By Matthew Porter, Esq., LL.M
The tax lawyers at Nardone Law Group, LLC regularly update our clients in Columbus, Ohio and throughout the United States on recent court cases so they better understand IRS audits, examinations, and trust fund recovery penalty investigations. If you or your business has been the subject of a trust fund recovery penalty investigation initiated by a revenue officer with the Internal Revenue Service (“IRS”), you may know that the IRS revenue officer is seeking to establish who within the business is a responsible person. The IRS can personally assess the trust fund recovery penalty against those who it determines are liable for the trust fund recovery penalty, and it collects the liability from their personal income and assets. Due to the potentially devastating impact that a trust fund recovery penalty assessment can have on your personal financial situation, it is extremely important to know how and when an IRS revenue officer determines your liability. The below case highlights the importance of understanding the factors courts examine for purposes of assessing the trust fund recovery penalty.
Wife Liable for Trust Fund Recovery Penalty Despite Limited Involvement in Company

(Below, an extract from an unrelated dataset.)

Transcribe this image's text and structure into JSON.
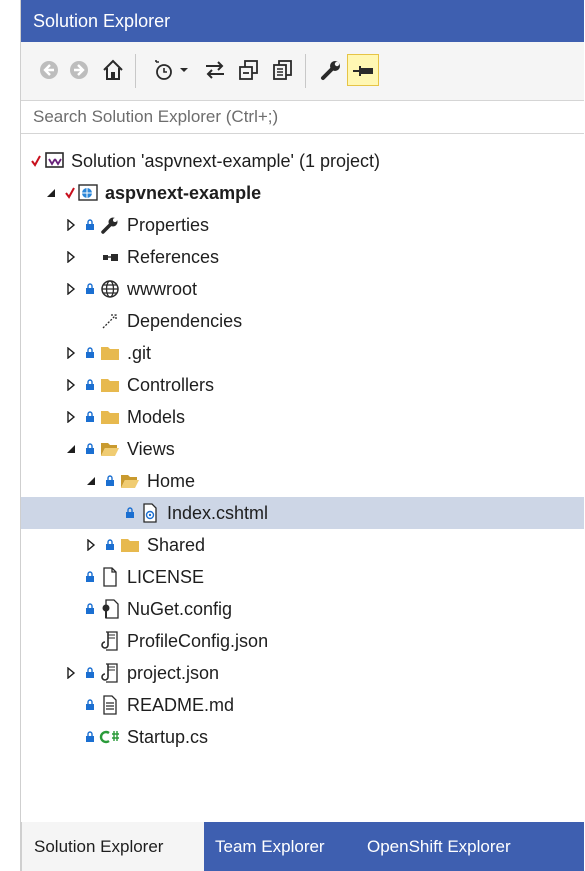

In Johnson v. United States, the Court of Appeals for the Fourth Circuit affirmed a district court ruling that a sole shareholder of a company was liable for the responsible person penalty even though she had minimal involvement in its day-to-day operations and did not learn of the deficiency until being told by IRS. The Court rejected the taxpayer’s claim that she did not act willfully because the company continued to pay creditors after she learned of the back taxes. In determining that the taxpayer was a responsible person, the Fourth Circuit examined whether she had the effective power to pay the taxes. In other words, the court looked at whether she had the actual authority or ability to pay the taxes owed—which she did by virtue of her status within the corporation. Although the taxpayer’s husband was delegated the duties to run the day-to-day operations of the company—including paying the company’s creditors—the Court found that the taxpayer was the corporation’s sole shareholder for many years and had the power to change the officers and directors as she chose. And, therefore, she could direct the business of the corporation. As both vice president and chair of the board of directors, she enjoyed considerable actual authority at the company.
The Importance of Understanding the Concept of “Responsible Person”

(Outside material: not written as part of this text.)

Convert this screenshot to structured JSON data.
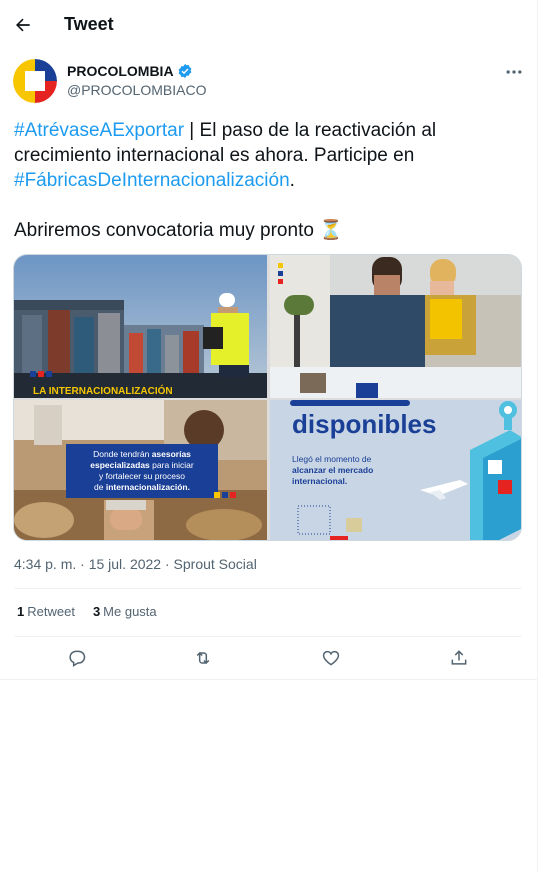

The Appeals Court held that even though the taxpayer delegated and entrusted her authority to her husband, this did not relieve her of responsibility under Code Sec. 6672. As a result, she remained a “responsible person” because she had effective control of the corporation and the effective power to direct the corporation's business choices, including the withholding and payment of trust fund taxes. The Court’s decision highlights the importance of understanding that when a responsible person learns that withholding taxes have gone unpaid in past quarters for which they are responsible, the taxpayer has a duty to use all current and future unencumbered funds available to the corporation to pay back those taxes. In the Johnson case, the record demonstrated that the corporation continued to make payments to other creditors using unencumbered funds following receipt of the IRS notice. This error was detrimental to the taxpayer’s case and resulted in an assessment of over $300,000 against the taxpayer.

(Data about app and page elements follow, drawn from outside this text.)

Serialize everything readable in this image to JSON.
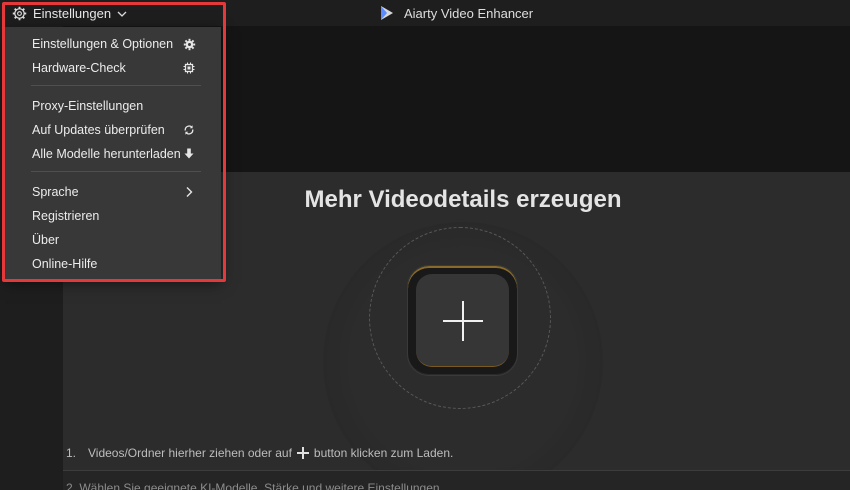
{
  "titlebar": {
    "app_title": "Aiarty Video Enhancer",
    "settings_label": "Einstellungen"
  },
  "menu": {
    "items": [
      {
        "label": "Einstellungen & Optionen",
        "icon": "gear-icon"
      },
      {
        "label": "Hardware-Check",
        "icon": "chip-icon"
      },
      {
        "label": "Proxy-Einstellungen",
        "icon": ""
      },
      {
        "label": "Auf Updates überprüfen",
        "icon": "refresh-icon"
      },
      {
        "label": "Alle Modelle herunterladen",
        "icon": "download-icon"
      },
      {
        "label": "Sprache",
        "icon": "chevron-right-icon"
      },
      {
        "label": "Registrieren",
        "icon": ""
      },
      {
        "label": "Über",
        "icon": ""
      },
      {
        "label": "Online-Hilfe",
        "icon": ""
      }
    ]
  },
  "main": {
    "title": "Mehr Videodetails erzeugen",
    "step1_num": "1.",
    "step1_prefix": "Videos/Ordner hierher ziehen oder auf",
    "step1_suffix": "button klicken zum Laden.",
    "step2_text": "2.    Wählen Sie geeignete KI-Modelle, Stärke und weitere Einstellungen"
  },
  "colors": {
    "highlight": "#e5383b",
    "accent_rim": "#8a6a2a",
    "panel": "#2c2c2c",
    "menu_bg": "#383838"
  }
}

Contact Nardone Law Group, LLC
Nardone Law Group represents individuals and businesses with federal tax issues, including those who have fallen behind on their trust fund taxes and who are being assessed with the trust fund recovery penalty by IRS revenue officers. The tax lawyers at NLG have vast experience in representing individuals and businesses with the trust fund recovery penalty. If you are struggling with tax liabilities and are currently involved with a trust fund recovery penalty investigation with an IRS revenue officer, you should contact an experienced tax attorney today. Our experienced tax lawyers will work with you through the trust fund recovery penalty investigation to analyze whether or not you are a responsible party. Contact us today for a consultation to discuss your case.